With the help of an adorable four-legged hire, young victims and witnesses attending the Western Australian Children’s Court can find some canine comfort with five-year-old Labrador Winston as part of a 12-month program.
Winston, who has been trained by Guide Dogs WA, will interact gently and calmly with the young victims, witnesses and other court users to reduce the common stress and anxiety that comes with being in a courthouse environment. As part of the year-long program, he and his handler will be available for up to three days a week.
Department of Justice Director-General Dr Adam Tomison said facility dogs used in a range of legal settings internationally and in other Australian jurisdictions have been highly successful in reducing anxiety. It is his hope that should this program be successful, Winston and other companions can assist in other Western Australian courthouses.

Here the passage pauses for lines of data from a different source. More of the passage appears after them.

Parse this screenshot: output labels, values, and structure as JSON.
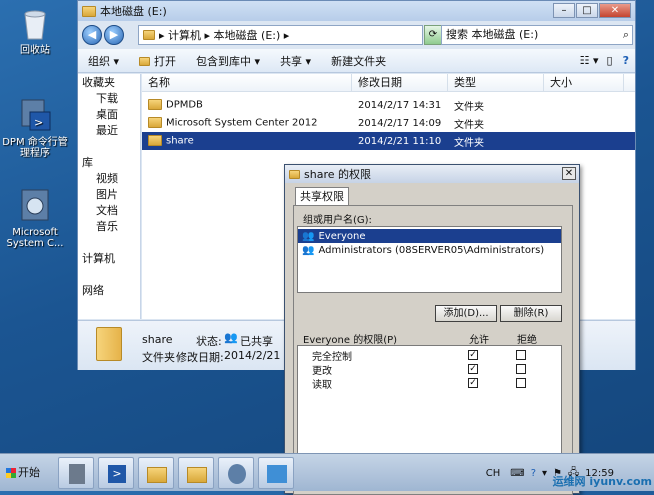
{
  "desktop": {
    "icons": [
      {
        "label": "回收站",
        "icon": "recycle-bin-icon"
      },
      {
        "label": "DPM 命令行管理程序",
        "icon": "dpm-shell-icon"
      },
      {
        "label": "Microsoft System C...",
        "icon": "dpm-console-icon"
      }
    ]
  },
  "explorer": {
    "title": "本地磁盘 (E:)",
    "address": "▸ 计算机 ▸ 本地磁盘 (E:) ▸",
    "search_placeholder": "搜索 本地磁盘 (E:)",
    "toolbar": {
      "organize": "组织 ▾",
      "open": "打开",
      "include": "包含到库中 ▾",
      "share": "共享 ▾",
      "new_folder": "新建文件夹"
    },
    "nav": [
      {
        "label": "收藏夹",
        "head": true
      },
      {
        "label": "下载",
        "head": false
      },
      {
        "label": "桌面",
        "head": false
      },
      {
        "label": "最近",
        "head": false
      },
      {
        "label": "",
        "head": false
      },
      {
        "label": "库",
        "head": true
      },
      {
        "label": "视频",
        "head": false
      },
      {
        "label": "图片",
        "head": false
      },
      {
        "label": "文档",
        "head": false
      },
      {
        "label": "音乐",
        "head": false
      },
      {
        "label": "",
        "head": false
      },
      {
        "label": "计算机",
        "head": true
      },
      {
        "label": "",
        "head": false
      },
      {
        "label": "网络",
        "head": true
      }
    ],
    "columns": [
      "名称",
      "修改日期",
      "类型",
      "大小"
    ],
    "rows": [
      {
        "name": "DPMDB",
        "date": "2014/2/17 14:31",
        "type": "文件夹",
        "selected": false
      },
      {
        "name": "Microsoft System Center 2012",
        "date": "2014/2/17 14:09",
        "type": "文件夹",
        "selected": false
      },
      {
        "name": "share",
        "date": "2014/2/21 11:10",
        "type": "文件夹",
        "selected": true
      }
    ],
    "details": {
      "name": "share",
      "state_label": "状态:",
      "state_value": "已共享",
      "kind": "文件夹",
      "modified_label": "修改日期:",
      "modified_value": "2014/2/21 11:"
    }
  },
  "dialog": {
    "title": "share 的权限",
    "close": "✕",
    "tab": "共享权限",
    "group_label": "组或用户名(G):",
    "users": [
      {
        "name": "Everyone",
        "selected": true
      },
      {
        "name": "Administrators (08SERVER05\\Administrators)",
        "selected": false
      }
    ],
    "add_button": "添加(D)...",
    "remove_button": "删除(R)",
    "perm_label": "Everyone 的权限(P)",
    "allow_label": "允许",
    "deny_label": "拒绝",
    "permissions": [
      {
        "name": "完全控制",
        "allow": "✓",
        "deny": ""
      },
      {
        "name": "更改",
        "allow": "✓",
        "deny": ""
      },
      {
        "name": "读取",
        "allow": "✓",
        "deny": ""
      }
    ]
  },
  "taskbar": {
    "start": "开始",
    "lang": "CH",
    "time": "12:59"
  },
  "watermark": "运维网 iyunv.com"
}
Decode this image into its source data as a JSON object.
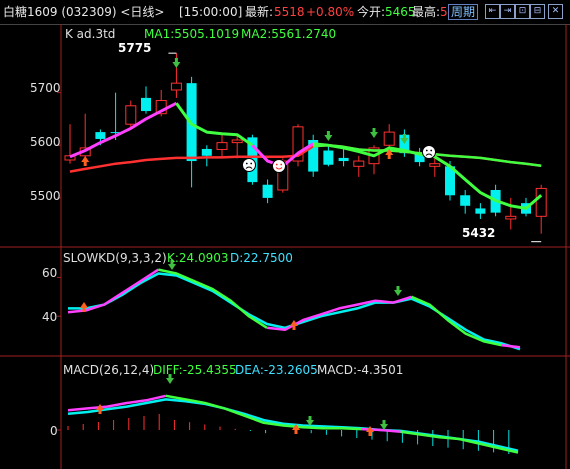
{
  "header": {
    "title": "白糖1609 (032309) <日线>",
    "time": "[15:00:00]",
    "latest_label": "最新:",
    "latest_value": "5518",
    "change": "+0.80%",
    "open_label": "今开:",
    "open_value": "5465",
    "high_label": "最高:",
    "high_value": "5",
    "period_button": "周期",
    "window_buttons": [
      "⇤",
      "⇥",
      "⊡",
      "⊟",
      "✕"
    ]
  },
  "main_panel": {
    "label_k": "K  ad.3td",
    "ma1": "MA1:5505.1019",
    "ma2": "MA2:5561.2740",
    "high_marker": "5775",
    "low_marker": "5432",
    "y_ticks": [
      "5700",
      "5600",
      "5500"
    ]
  },
  "kd_panel": {
    "label": "SLOWKD(9,3,3,2)",
    "k": "K:24.0903",
    "d": "D:22.7500",
    "y_ticks": [
      "60",
      "40"
    ]
  },
  "macd_panel": {
    "label": "MACD(26,12,4)",
    "diff": "DIFF:-25.4355",
    "dea": "DEA:-23.2605",
    "macd": "MACD:-4.3501",
    "y_ticks": [
      "0"
    ]
  },
  "chart_data": [
    {
      "type": "candlestick",
      "title": "K ad.3td",
      "ylim": [
        5420,
        5800
      ],
      "y_ticks": [
        5500,
        5600,
        5700
      ],
      "candles": [
        {
          "o": 5572,
          "h": 5640,
          "l": 5565,
          "c": 5580,
          "color": "red"
        },
        {
          "o": 5580,
          "h": 5660,
          "l": 5570,
          "c": 5595,
          "color": "red"
        },
        {
          "o": 5612,
          "h": 5630,
          "l": 5600,
          "c": 5625,
          "color": "cyan"
        },
        {
          "o": 5625,
          "h": 5700,
          "l": 5610,
          "c": 5625,
          "color": "cyan"
        },
        {
          "o": 5640,
          "h": 5685,
          "l": 5630,
          "c": 5675,
          "color": "red"
        },
        {
          "o": 5690,
          "h": 5712,
          "l": 5660,
          "c": 5665,
          "color": "cyan"
        },
        {
          "o": 5660,
          "h": 5705,
          "l": 5655,
          "c": 5685,
          "color": "red"
        },
        {
          "o": 5705,
          "h": 5775,
          "l": 5690,
          "c": 5718,
          "color": "red"
        },
        {
          "o": 5718,
          "h": 5730,
          "l": 5520,
          "c": 5570,
          "color": "cyan"
        },
        {
          "o": 5580,
          "h": 5600,
          "l": 5560,
          "c": 5593,
          "color": "cyan"
        },
        {
          "o": 5592,
          "h": 5620,
          "l": 5575,
          "c": 5605,
          "color": "red"
        },
        {
          "o": 5605,
          "h": 5620,
          "l": 5575,
          "c": 5610,
          "color": "red"
        },
        {
          "o": 5615,
          "h": 5620,
          "l": 5525,
          "c": 5530,
          "color": "cyan"
        },
        {
          "o": 5525,
          "h": 5535,
          "l": 5490,
          "c": 5500,
          "color": "cyan"
        },
        {
          "o": 5515,
          "h": 5575,
          "l": 5510,
          "c": 5570,
          "color": "red"
        },
        {
          "o": 5570,
          "h": 5640,
          "l": 5560,
          "c": 5635,
          "color": "red"
        },
        {
          "o": 5610,
          "h": 5620,
          "l": 5540,
          "c": 5550,
          "color": "cyan"
        },
        {
          "o": 5590,
          "h": 5600,
          "l": 5560,
          "c": 5563,
          "color": "cyan"
        },
        {
          "o": 5576,
          "h": 5595,
          "l": 5560,
          "c": 5570,
          "color": "cyan"
        },
        {
          "o": 5560,
          "h": 5580,
          "l": 5540,
          "c": 5570,
          "color": "red"
        },
        {
          "o": 5565,
          "h": 5600,
          "l": 5545,
          "c": 5595,
          "color": "red"
        },
        {
          "o": 5600,
          "h": 5640,
          "l": 5590,
          "c": 5625,
          "color": "red"
        },
        {
          "o": 5620,
          "h": 5630,
          "l": 5578,
          "c": 5585,
          "color": "cyan"
        },
        {
          "o": 5585,
          "h": 5595,
          "l": 5560,
          "c": 5568,
          "color": "cyan"
        },
        {
          "o": 5565,
          "h": 5575,
          "l": 5540,
          "c": 5560,
          "color": "red"
        },
        {
          "o": 5560,
          "h": 5570,
          "l": 5495,
          "c": 5505,
          "color": "cyan"
        },
        {
          "o": 5505,
          "h": 5515,
          "l": 5470,
          "c": 5485,
          "color": "cyan"
        },
        {
          "o": 5480,
          "h": 5490,
          "l": 5460,
          "c": 5470,
          "color": "cyan"
        },
        {
          "o": 5515,
          "h": 5525,
          "l": 5465,
          "c": 5472,
          "color": "cyan"
        },
        {
          "o": 5465,
          "h": 5500,
          "l": 5440,
          "c": 5460,
          "color": "red"
        },
        {
          "o": 5490,
          "h": 5500,
          "l": 5465,
          "c": 5470,
          "color": "cyan"
        },
        {
          "o": 5465,
          "h": 5525,
          "l": 5432,
          "c": 5518,
          "color": "red"
        }
      ],
      "ma1": [
        5578,
        5590,
        5605,
        5618,
        5632,
        5650,
        5665,
        5680,
        5640,
        5625,
        5622,
        5620,
        5600,
        5570,
        5560,
        5585,
        5603,
        5600,
        5595,
        5588,
        5580,
        5595,
        5590,
        5583,
        5578,
        5560,
        5535,
        5510,
        5495,
        5485,
        5480,
        5505
      ],
      "ma2": [
        5550,
        5555,
        5560,
        5565,
        5568,
        5572,
        5574,
        5576,
        5576,
        5577,
        5577,
        5578,
        5578,
        5578,
        5578,
        5580,
        5598,
        5600,
        5597,
        5592,
        5590,
        5590,
        5588,
        5585,
        5583,
        5580,
        5578,
        5576,
        5572,
        5568,
        5565,
        5561
      ],
      "high_marker": 5775,
      "low_marker": 5432
    },
    {
      "type": "line",
      "title": "SLOWKD(9,3,3,2)",
      "ylim": [
        20,
        70
      ],
      "y_ticks": [
        40,
        60
      ],
      "series": [
        {
          "name": "K",
          "values": [
            42,
            43,
            46,
            52,
            58,
            64,
            62,
            58,
            54,
            48,
            40,
            34,
            33,
            38,
            41,
            44,
            46,
            48,
            47,
            50,
            46,
            38,
            31,
            27,
            25,
            24
          ]
        },
        {
          "name": "D",
          "values": [
            44,
            44,
            46,
            51,
            57,
            62,
            61,
            57,
            53,
            47,
            41,
            36,
            34,
            37,
            40,
            42,
            44,
            47,
            47,
            49,
            45,
            39,
            33,
            28,
            26,
            23
          ]
        }
      ]
    },
    {
      "type": "line",
      "title": "MACD(26,12,4)",
      "y_ticks": [
        0
      ],
      "series": [
        {
          "name": "DIFF",
          "values": [
            22,
            24,
            26,
            30,
            33,
            38,
            34,
            30,
            24,
            16,
            8,
            5,
            3,
            2,
            2,
            1,
            0,
            -2,
            -5,
            -8,
            -10,
            -15,
            -20,
            -25
          ]
        },
        {
          "name": "DEA",
          "values": [
            18,
            20,
            23,
            26,
            30,
            34,
            32,
            29,
            24,
            18,
            11,
            7,
            5,
            4,
            3,
            2,
            0,
            -1,
            -4,
            -7,
            -10,
            -13,
            -18,
            -23
          ]
        }
      ]
    }
  ]
}
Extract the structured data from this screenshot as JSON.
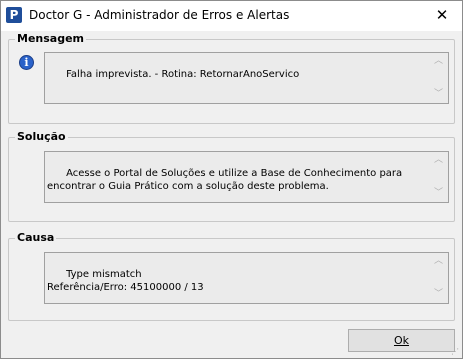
{
  "window": {
    "title": "Doctor G - Administrador de Erros e Alertas",
    "app_icon_letter": "P",
    "close_symbol": "✕"
  },
  "mensagem": {
    "label": "Mensagem",
    "icon": "info-icon",
    "text": "Falha imprevista. - Rotina: RetornarAnoServico"
  },
  "solucao": {
    "label": "Solução",
    "text": "Acesse o Portal de Soluções e utilize a Base de Conhecimento para encontrar o Guia Prático com a solução deste problema."
  },
  "causa": {
    "label": "Causa",
    "text": "Type mismatch\nReferência/Erro: 45100000 / 13"
  },
  "buttons": {
    "ok_label": "Ok"
  },
  "colors": {
    "accent": "#1f4e9a",
    "info": "#2a62c9"
  }
}
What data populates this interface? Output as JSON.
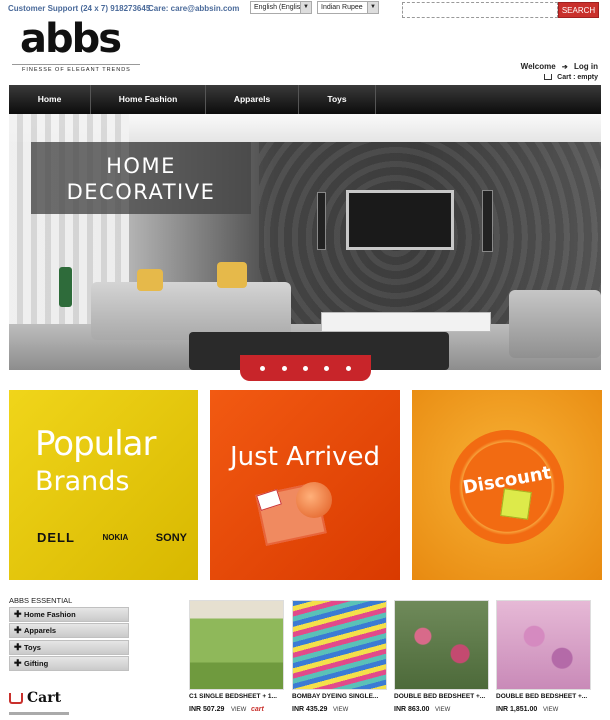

“Reducing stress for victims, witnesses and other court users provides the dual benefit of making the justice system more trauma-sensitive for vulnerable people and increases engagement with court processes, which improves efficiency,” he said.
The pilot program, which costs $97,000 to run for the 12 months, is being run by the Office of the Commissioner for Victims of Crime. Commissioner Kati Kraszlan said research showed that the psychological effects of stress and anxiety can significantly impact a person’s memory, ability to concentrate and communicate.
“We have launched this pilot program based on strong evidence that interacting with a trained facility dog has positive effects on a person’s wellbeing. In the presence of a calm, relaxed dog, people experience psychological changes which combat the effects of courtroom-induced stress,” Ms Kraszlan commented.
Guide Dogs WA selected Winston for his new courthouse role based on his abilities and also because of his personality. The adorable canine has a reputation as a happy dog, characterised by the fact that his tail is constantly wagging. His handler also has a professional background in child protection at the court.
Winston and his handler will operate in the public waiting areas of the courthouse or private witness waiting area, and will not enter the courtrooms or remote witness facilities while a matter is in session. If a person is anxious, Winston can provide comforting body pressure by placing his head on their lap or lying on their feet.
The handler and dog will never approach anyone directly without their consent. Public signage has also been put up to inform court users of the dog’s presence each day and advise them to inform staff if they wish to steer clear of Winston.
Children’s Court president his honour Judge Hylton Quail said he is very supportive of the Justice Facility Dog Pilot program being held at the courthouse.
“Young people involved in the criminal justice system are particularly vulnerable as many of them have experienced disadvantage and trauma.”